## Work required
Tally up the lines below that carry the word "Miah", answering with the figure alone.

(Stored entries)
---------------

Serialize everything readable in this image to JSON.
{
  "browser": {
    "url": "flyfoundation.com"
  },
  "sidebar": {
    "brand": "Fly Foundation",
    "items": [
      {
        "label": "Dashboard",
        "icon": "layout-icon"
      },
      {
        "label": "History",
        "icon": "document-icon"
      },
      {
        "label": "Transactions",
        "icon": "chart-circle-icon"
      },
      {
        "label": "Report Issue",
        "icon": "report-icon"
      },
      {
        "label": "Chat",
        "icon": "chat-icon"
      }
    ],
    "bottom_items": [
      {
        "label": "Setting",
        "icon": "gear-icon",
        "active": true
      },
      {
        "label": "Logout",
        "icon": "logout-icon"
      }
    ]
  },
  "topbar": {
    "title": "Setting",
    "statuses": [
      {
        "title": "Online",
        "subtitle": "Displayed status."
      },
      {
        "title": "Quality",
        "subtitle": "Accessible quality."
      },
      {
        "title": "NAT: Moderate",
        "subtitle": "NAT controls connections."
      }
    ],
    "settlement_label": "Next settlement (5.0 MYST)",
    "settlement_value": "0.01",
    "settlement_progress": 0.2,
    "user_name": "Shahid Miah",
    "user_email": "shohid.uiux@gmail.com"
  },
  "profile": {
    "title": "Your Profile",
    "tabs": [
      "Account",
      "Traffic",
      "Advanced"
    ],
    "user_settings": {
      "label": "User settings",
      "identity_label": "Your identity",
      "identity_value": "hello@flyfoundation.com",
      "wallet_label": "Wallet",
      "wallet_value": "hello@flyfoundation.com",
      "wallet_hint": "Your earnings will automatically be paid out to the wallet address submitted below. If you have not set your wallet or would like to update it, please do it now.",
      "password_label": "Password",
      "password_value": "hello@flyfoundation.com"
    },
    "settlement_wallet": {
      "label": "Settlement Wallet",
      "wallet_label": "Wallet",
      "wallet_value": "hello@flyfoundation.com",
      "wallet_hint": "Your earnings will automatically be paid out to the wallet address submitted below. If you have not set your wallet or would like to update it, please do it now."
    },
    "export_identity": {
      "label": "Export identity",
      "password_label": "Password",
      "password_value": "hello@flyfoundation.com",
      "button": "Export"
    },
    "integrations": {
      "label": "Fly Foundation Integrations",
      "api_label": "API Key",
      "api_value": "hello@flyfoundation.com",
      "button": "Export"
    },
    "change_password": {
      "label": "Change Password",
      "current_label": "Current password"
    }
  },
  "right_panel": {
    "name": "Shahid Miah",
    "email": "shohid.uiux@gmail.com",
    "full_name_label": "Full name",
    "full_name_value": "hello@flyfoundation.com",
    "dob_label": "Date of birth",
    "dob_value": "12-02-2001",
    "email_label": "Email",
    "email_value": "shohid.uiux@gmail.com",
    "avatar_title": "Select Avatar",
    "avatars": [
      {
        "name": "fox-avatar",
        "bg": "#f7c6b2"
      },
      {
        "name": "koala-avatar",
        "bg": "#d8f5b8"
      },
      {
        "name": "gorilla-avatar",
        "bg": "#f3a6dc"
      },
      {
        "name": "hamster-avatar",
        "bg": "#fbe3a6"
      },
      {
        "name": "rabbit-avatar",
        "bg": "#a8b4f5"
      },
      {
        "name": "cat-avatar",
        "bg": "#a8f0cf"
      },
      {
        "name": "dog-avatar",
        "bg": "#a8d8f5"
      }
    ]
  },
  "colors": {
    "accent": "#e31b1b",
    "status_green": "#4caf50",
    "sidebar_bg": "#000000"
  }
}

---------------

## Answer to this problem
2